Recently, Russian government has attempted to appropriate its rejected poet. Brodsky’s words were featured in the closing ceremonies of the 2014 Sochi Olympics, a startling move to reclaim the writer who would not have survived had he stayed, and may not have thrived under today’s Russian regime, either. Brodsky never returned to his beloved Petersburg. Why? In part, Proffer writes, because he didn’t believe anything had really changed. She writes: “Joseph had many stated reasons for not going back. He said different things, depending on his time and mood, so all one can really trust are his actions. He did not return to his native country when he could have. I know a few of his reasons: one was the iron conviction that return would be a form of forgiveness … Exile was so difficult that it was hard to believe one could just go back as if it had not cost you anything. As Americans descended from immigrants, we are familiar with this phenomenon: sometimes you love your country but it doesn’t love you back. This loss becomes a part of your new identity.”

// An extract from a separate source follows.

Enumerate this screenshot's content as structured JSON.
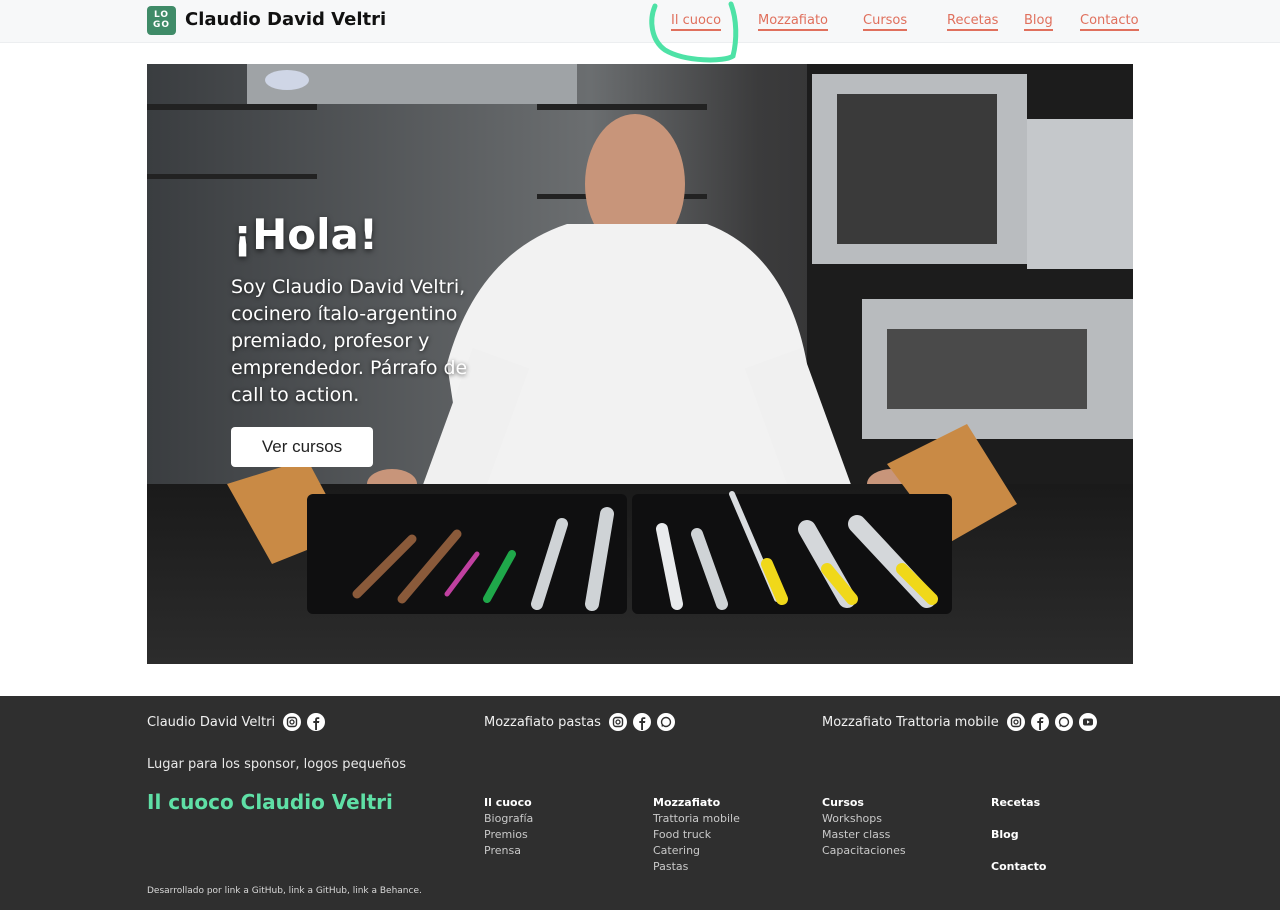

The back cover of Brodsky Among Us has an attention-grabbing quote, but out of context one that sounds misleadingly harsh. Here are the paragraphs that goes around that quotation, which addresses the poet’s posthumous revision:

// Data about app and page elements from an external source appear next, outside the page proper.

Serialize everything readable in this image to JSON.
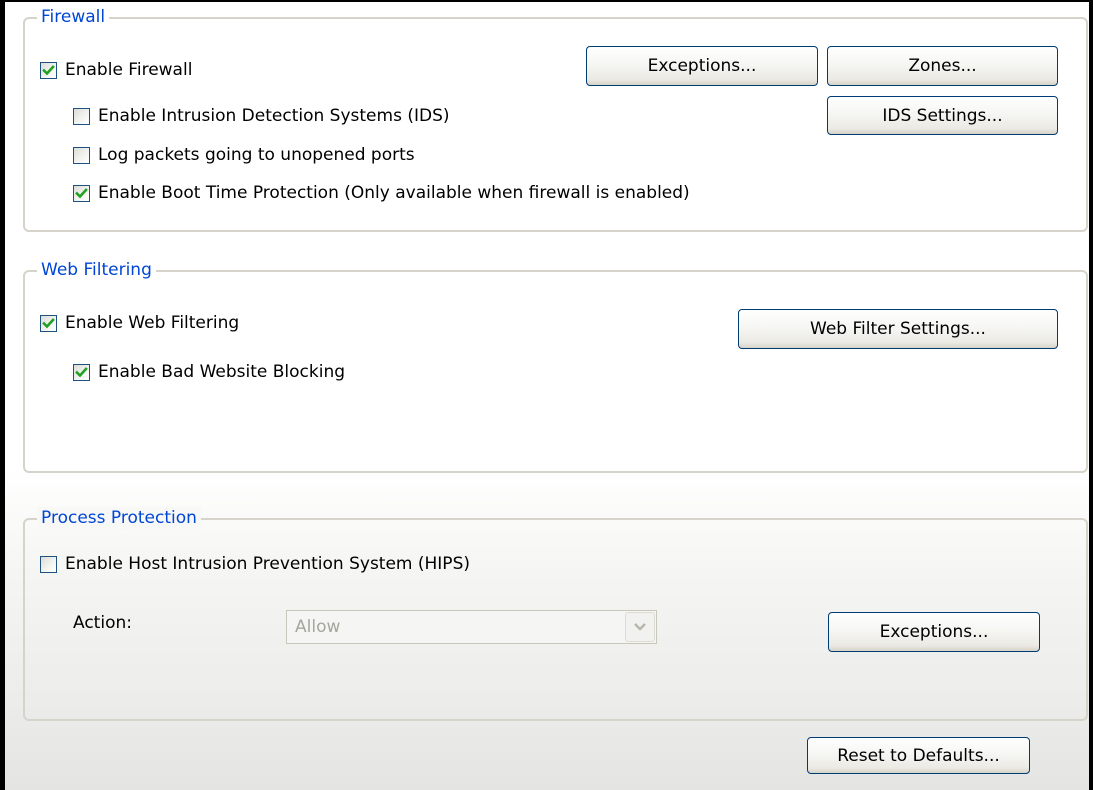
{
  "firewall": {
    "legend": "Firewall",
    "enable_firewall": {
      "label": "Enable Firewall",
      "checked": true
    },
    "enable_ids": {
      "label": "Enable Intrusion Detection Systems (IDS)",
      "checked": false
    },
    "log_packets": {
      "label": "Log packets going to unopened ports",
      "checked": false
    },
    "boot_time": {
      "label": "Enable Boot Time Protection (Only available when firewall is enabled)",
      "checked": true
    },
    "exceptions_button": "Exceptions...",
    "zones_button": "Zones...",
    "ids_settings_button": "IDS Settings..."
  },
  "web_filtering": {
    "legend": "Web Filtering",
    "enable_web_filtering": {
      "label": "Enable Web Filtering",
      "checked": true
    },
    "bad_website_blocking": {
      "label": "Enable Bad Website Blocking",
      "checked": true
    },
    "settings_button": "Web Filter Settings..."
  },
  "process_protection": {
    "legend": "Process Protection",
    "enable_hips": {
      "label": "Enable Host Intrusion Prevention System (HIPS)",
      "checked": false
    },
    "action_label": "Action:",
    "action_value": "Allow",
    "action_enabled": false,
    "exceptions_button": "Exceptions..."
  },
  "footer": {
    "reset_button": "Reset to Defaults..."
  },
  "colors": {
    "legend": "#0046d5",
    "group_border": "#d6d3ca",
    "checkbox_border": "#1c5180",
    "checkmark": "#21a121",
    "button_border": "#003c74"
  },
  "icons": {
    "checkmark": "check-icon",
    "dropdown": "chevron-down-icon"
  }
}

“There is a Brodsky stamp in America, and there is an Aeroflot plane named after him. I don’t want there to be a museum for Joseph, I don’t want to see him on a stamp, or his name on the side of a plane – these things mean that he is dead dead dead dead and no one was ever more alive.
I protest: a magnetic and difficult man of flesh is in the process of being devoured by a monument, a monstrous development considering just how human Joseph was.

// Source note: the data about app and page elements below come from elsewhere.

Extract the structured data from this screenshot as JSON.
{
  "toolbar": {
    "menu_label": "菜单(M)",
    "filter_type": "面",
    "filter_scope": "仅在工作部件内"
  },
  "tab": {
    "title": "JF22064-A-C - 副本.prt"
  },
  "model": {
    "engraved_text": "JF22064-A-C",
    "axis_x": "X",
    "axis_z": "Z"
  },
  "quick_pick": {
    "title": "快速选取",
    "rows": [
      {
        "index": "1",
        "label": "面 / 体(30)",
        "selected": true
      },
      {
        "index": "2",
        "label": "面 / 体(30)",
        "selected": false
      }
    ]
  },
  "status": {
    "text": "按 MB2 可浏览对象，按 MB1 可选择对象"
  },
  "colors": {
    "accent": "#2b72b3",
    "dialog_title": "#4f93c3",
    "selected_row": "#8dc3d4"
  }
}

Joseph Brodsky was the best of men and the worst of men. He was no monument to justice or tolerance. He could be so lovable that you would miss him after a day; he could be so arrogant and offensive that you would wish the sewers would open up under his feet and suck him down. He was a personality.
The poet’s destiny was to rise, like his autumn hawk, into that upper atmosphere even if it was going to cost him everything.”
When Proffer, who had relocated to southern California, sold Ardis to Overlook Press in 2002, I wrote about the transition in the TLS, and the Los Angeles Times Book Review was so eager to republish the piece they tracked me down to a secluded beach in Ocho Rios to get my permission to reprint tout de suite. Those were the days when newspapers still had cutting-edge book review sections willing to take a risk, the LATBR foremost among them. In 2015, publishers are looking at markets, not enduring legacies, and book editors don’t take too much interest in what happens beyond their shores. C’est dommage.
Here’s why this story is important here, now: most of his poetic career was in the U.S., not Russia. Previously published memoirs by Lev Loseff (I wrote about it for Quarterly Conversation here) and Ludmila Shtern (I wrote about it in the Kenyon Review here) are greatly illuminating, but shortchange his American life. The American story is one the Russians didn’t know, and the one that we haven’t told, spotlighting the auto-didact’s wondrous, rough-and-tumble self-reinvention, admittedly marred by the ambitious, ill-advised self-translations that would have torpedoed a lesser genius. He became the first foreign-born U.S. Poet Laureate. He taught generations of American students – including this one. Those of us who knew him will never forget him – those who didn’t, especially, need this book. Although the champagne corks are popping in Russia, most of Brodsky Among Us takes place on this side of the world – it’s an American story, about an American career. He is one of us.